Write out every record exactly as it appears. Skip the pictures.

(Interface dataset entries)
================

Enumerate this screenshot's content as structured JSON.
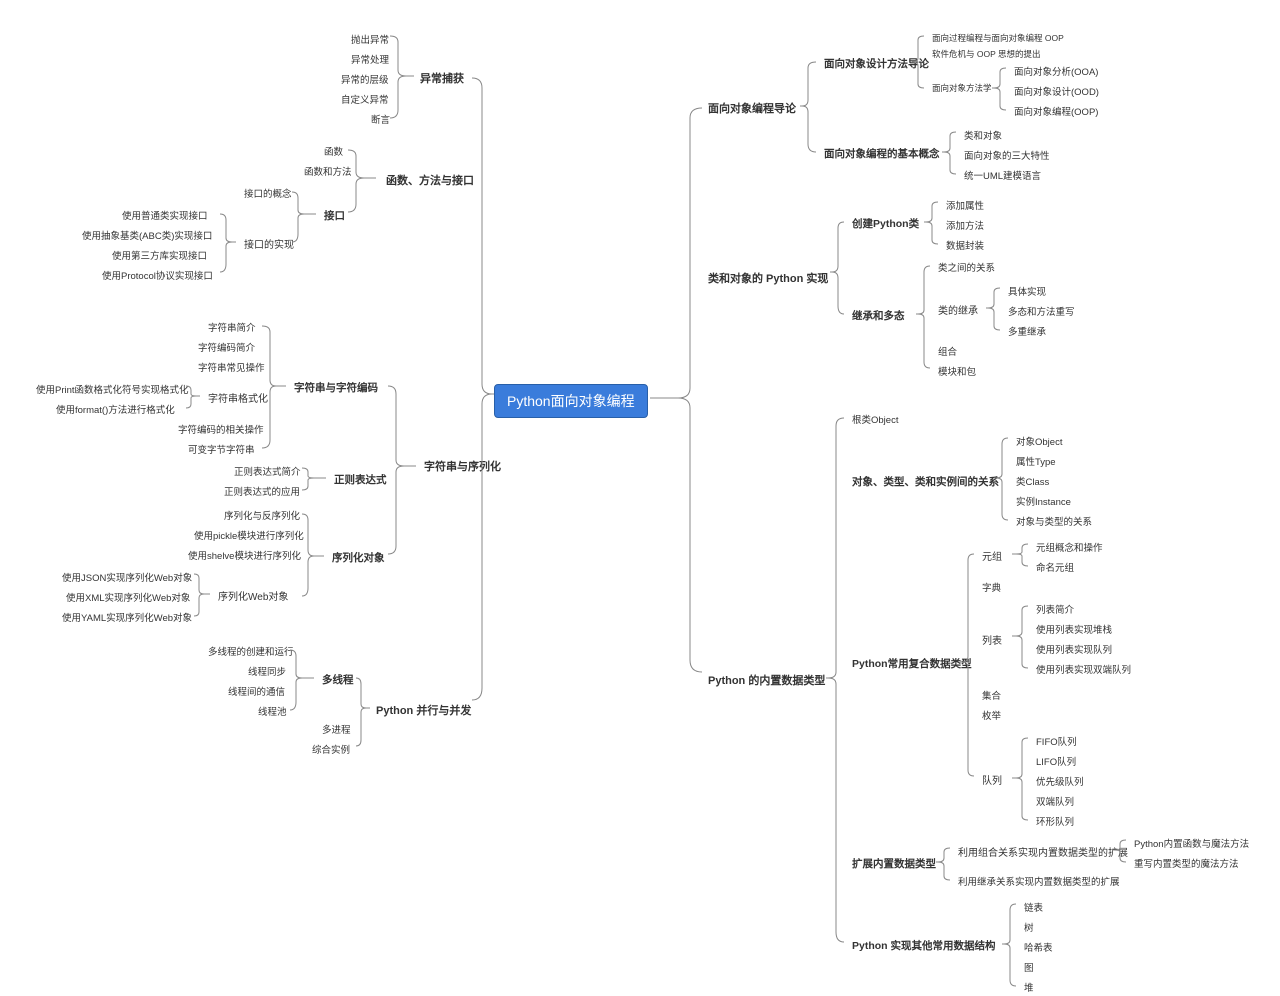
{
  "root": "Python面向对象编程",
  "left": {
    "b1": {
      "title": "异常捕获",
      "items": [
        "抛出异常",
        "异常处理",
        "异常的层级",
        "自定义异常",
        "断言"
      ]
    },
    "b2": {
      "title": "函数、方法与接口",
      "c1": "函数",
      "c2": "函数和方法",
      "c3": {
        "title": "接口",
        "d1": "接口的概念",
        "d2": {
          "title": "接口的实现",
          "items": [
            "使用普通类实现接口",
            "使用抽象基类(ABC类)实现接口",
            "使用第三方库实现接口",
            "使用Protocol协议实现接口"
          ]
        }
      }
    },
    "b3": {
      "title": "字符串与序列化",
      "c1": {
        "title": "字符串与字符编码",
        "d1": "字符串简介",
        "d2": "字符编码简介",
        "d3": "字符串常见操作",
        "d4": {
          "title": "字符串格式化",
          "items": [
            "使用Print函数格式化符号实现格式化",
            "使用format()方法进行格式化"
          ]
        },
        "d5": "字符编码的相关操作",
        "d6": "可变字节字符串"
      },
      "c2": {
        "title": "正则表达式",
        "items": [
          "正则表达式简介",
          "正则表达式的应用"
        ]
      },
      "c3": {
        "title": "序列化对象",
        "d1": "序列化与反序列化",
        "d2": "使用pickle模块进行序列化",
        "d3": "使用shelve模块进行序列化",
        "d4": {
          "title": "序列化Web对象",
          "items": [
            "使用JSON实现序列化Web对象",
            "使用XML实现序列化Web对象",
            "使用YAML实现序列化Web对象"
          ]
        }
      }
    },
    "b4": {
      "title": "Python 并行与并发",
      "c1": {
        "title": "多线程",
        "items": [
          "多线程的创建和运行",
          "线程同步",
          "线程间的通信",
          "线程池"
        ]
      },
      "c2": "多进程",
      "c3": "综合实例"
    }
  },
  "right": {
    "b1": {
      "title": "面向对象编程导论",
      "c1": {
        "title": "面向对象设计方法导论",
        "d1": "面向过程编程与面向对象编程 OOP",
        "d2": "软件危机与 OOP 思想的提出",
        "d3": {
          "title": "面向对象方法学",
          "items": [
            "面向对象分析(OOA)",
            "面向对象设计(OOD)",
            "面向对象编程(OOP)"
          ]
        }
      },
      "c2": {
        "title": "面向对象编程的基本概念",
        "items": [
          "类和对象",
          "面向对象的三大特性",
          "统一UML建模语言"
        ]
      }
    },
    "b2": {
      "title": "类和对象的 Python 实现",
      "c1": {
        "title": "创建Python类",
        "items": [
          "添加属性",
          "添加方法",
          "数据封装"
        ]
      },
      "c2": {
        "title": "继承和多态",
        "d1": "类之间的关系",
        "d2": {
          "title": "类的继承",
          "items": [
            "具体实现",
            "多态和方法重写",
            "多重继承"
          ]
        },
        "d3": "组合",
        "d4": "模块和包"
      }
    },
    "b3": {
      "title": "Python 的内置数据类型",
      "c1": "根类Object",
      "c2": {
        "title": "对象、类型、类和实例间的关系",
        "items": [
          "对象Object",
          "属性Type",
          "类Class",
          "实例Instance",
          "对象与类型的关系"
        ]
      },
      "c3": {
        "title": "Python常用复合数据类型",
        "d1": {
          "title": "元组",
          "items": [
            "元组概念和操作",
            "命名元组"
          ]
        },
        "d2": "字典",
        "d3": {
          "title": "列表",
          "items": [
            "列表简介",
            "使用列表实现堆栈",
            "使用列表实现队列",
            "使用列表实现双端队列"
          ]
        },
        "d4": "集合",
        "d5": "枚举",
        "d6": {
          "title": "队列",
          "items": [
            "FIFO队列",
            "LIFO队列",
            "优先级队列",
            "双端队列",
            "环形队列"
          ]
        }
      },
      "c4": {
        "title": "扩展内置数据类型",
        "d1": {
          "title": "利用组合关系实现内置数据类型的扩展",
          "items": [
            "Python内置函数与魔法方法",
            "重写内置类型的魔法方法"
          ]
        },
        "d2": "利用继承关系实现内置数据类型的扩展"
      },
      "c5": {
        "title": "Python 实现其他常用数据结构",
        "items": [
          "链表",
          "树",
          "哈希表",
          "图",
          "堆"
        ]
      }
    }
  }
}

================

*EXERCISE SOLUTION*:
Enumerate this screenshot's content as structured JSON.
{
  "root": "Python面向对象编程",
  "left": {
    "b1": {
      "title": "异常捕获",
      "items": [
        "抛出异常",
        "异常处理",
        "异常的层级",
        "自定义异常",
        "断言"
      ]
    },
    "b2": {
      "title": "函数、方法与接口",
      "c1": "函数",
      "c2": "函数和方法",
      "c3": {
        "title": "接口",
        "d1": "接口的概念",
        "d2": {
          "title": "接口的实现",
          "items": [
            "使用普通类实现接口",
            "使用抽象基类(ABC类)实现接口",
            "使用第三方库实现接口",
            "使用Protocol协议实现接口"
          ]
        }
      }
    },
    "b3": {
      "title": "字符串与序列化",
      "c1": {
        "title": "字符串与字符编码",
        "d1": "字符串简介",
        "d2": "字符编码简介",
        "d3": "字符串常见操作",
        "d4": {
          "title": "字符串格式化",
          "items": [
            "使用Print函数格式化符号实现格式化",
            "使用format()方法进行格式化"
          ]
        },
        "d5": "字符编码的相关操作",
        "d6": "可变字节字符串"
      },
      "c2": {
        "title": "正则表达式",
        "items": [
          "正则表达式简介",
          "正则表达式的应用"
        ]
      },
      "c3": {
        "title": "序列化对象",
        "d1": "序列化与反序列化",
        "d2": "使用pickle模块进行序列化",
        "d3": "使用shelve模块进行序列化",
        "d4": {
          "title": "序列化Web对象",
          "items": [
            "使用JSON实现序列化Web对象",
            "使用XML实现序列化Web对象",
            "使用YAML实现序列化Web对象"
          ]
        }
      }
    },
    "b4": {
      "title": "Python 并行与并发",
      "c1": {
        "title": "多线程",
        "items": [
          "多线程的创建和运行",
          "线程同步",
          "线程间的通信",
          "线程池"
        ]
      },
      "c2": "多进程",
      "c3": "综合实例"
    }
  },
  "right": {
    "b1": {
      "title": "面向对象编程导论",
      "c1": {
        "title": "面向对象设计方法导论",
        "d1": "面向过程编程与面向对象编程 OOP",
        "d2": "软件危机与 OOP 思想的提出",
        "d3": {
          "title": "面向对象方法学",
          "items": [
            "面向对象分析(OOA)",
            "面向对象设计(OOD)",
            "面向对象编程(OOP)"
          ]
        }
      },
      "c2": {
        "title": "面向对象编程的基本概念",
        "items": [
          "类和对象",
          "面向对象的三大特性",
          "统一UML建模语言"
        ]
      }
    },
    "b2": {
      "title": "类和对象的 Python 实现",
      "c1": {
        "title": "创建Python类",
        "items": [
          "添加属性",
          "添加方法",
          "数据封装"
        ]
      },
      "c2": {
        "title": "继承和多态",
        "d1": "类之间的关系",
        "d2": {
          "title": "类的继承",
          "items": [
            "具体实现",
            "多态和方法重写",
            "多重继承"
          ]
        },
        "d3": "组合",
        "d4": "模块和包"
      }
    },
    "b3": {
      "title": "Python 的内置数据类型",
      "c1": "根类Object",
      "c2": {
        "title": "对象、类型、类和实例间的关系",
        "items": [
          "对象Object",
          "属性Type",
          "类Class",
          "实例Instance",
          "对象与类型的关系"
        ]
      },
      "c3": {
        "title": "Python常用复合数据类型",
        "d1": {
          "title": "元组",
          "items": [
            "元组概念和操作",
            "命名元组"
          ]
        },
        "d2": "字典",
        "d3": {
          "title": "列表",
          "items": [
            "列表简介",
            "使用列表实现堆栈",
            "使用列表实现队列",
            "使用列表实现双端队列"
          ]
        },
        "d4": "集合",
        "d5": "枚举",
        "d6": {
          "title": "队列",
          "items": [
            "FIFO队列",
            "LIFO队列",
            "优先级队列",
            "双端队列",
            "环形队列"
          ]
        }
      },
      "c4": {
        "title": "扩展内置数据类型",
        "d1": {
          "title": "利用组合关系实现内置数据类型的扩展",
          "items": [
            "Python内置函数与魔法方法",
            "重写内置类型的魔法方法"
          ]
        },
        "d2": "利用继承关系实现内置数据类型的扩展"
      },
      "c5": {
        "title": "Python 实现其他常用数据结构",
        "items": [
          "链表",
          "树",
          "哈希表",
          "图",
          "堆"
        ]
      }
    }
  }
}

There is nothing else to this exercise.